WORK INSTRUCTION: Count the lines in the material below that contain the word "Формат" and give the number alone.

RECORD EXCERPTS:

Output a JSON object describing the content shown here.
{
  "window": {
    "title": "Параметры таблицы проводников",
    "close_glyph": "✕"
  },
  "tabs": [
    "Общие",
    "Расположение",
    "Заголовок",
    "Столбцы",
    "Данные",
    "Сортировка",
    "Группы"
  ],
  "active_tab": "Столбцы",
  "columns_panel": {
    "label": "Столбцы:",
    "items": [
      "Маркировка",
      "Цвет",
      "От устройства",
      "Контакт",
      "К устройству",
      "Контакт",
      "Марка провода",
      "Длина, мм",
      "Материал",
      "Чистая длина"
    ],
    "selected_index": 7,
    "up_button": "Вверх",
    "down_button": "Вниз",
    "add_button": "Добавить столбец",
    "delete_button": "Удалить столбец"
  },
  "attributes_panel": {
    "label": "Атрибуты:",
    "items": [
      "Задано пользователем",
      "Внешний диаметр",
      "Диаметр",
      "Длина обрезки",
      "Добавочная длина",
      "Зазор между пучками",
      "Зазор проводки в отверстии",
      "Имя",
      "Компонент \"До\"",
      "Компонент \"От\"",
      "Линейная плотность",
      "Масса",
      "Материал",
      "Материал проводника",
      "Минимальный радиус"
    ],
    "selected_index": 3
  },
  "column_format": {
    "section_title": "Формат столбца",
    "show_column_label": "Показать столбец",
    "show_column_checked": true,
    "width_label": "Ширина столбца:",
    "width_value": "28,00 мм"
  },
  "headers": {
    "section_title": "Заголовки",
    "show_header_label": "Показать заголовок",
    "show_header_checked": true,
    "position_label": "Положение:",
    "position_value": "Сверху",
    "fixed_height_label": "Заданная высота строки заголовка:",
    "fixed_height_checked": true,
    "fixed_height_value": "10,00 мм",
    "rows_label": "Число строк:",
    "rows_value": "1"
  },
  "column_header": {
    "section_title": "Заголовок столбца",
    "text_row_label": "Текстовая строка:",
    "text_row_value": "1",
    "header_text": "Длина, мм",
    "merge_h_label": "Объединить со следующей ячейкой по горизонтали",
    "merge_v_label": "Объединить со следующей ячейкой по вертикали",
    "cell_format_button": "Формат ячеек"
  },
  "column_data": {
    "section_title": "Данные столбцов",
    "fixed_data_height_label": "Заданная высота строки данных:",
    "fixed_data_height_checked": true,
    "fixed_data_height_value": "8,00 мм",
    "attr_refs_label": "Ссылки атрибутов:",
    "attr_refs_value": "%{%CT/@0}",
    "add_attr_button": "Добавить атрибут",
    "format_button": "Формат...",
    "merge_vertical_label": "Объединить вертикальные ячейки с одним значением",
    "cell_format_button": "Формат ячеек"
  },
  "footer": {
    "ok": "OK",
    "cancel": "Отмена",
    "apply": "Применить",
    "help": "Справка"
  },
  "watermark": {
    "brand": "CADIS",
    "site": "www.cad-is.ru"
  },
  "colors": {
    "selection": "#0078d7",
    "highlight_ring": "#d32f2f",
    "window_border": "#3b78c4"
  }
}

WORKED SOLUTION: 4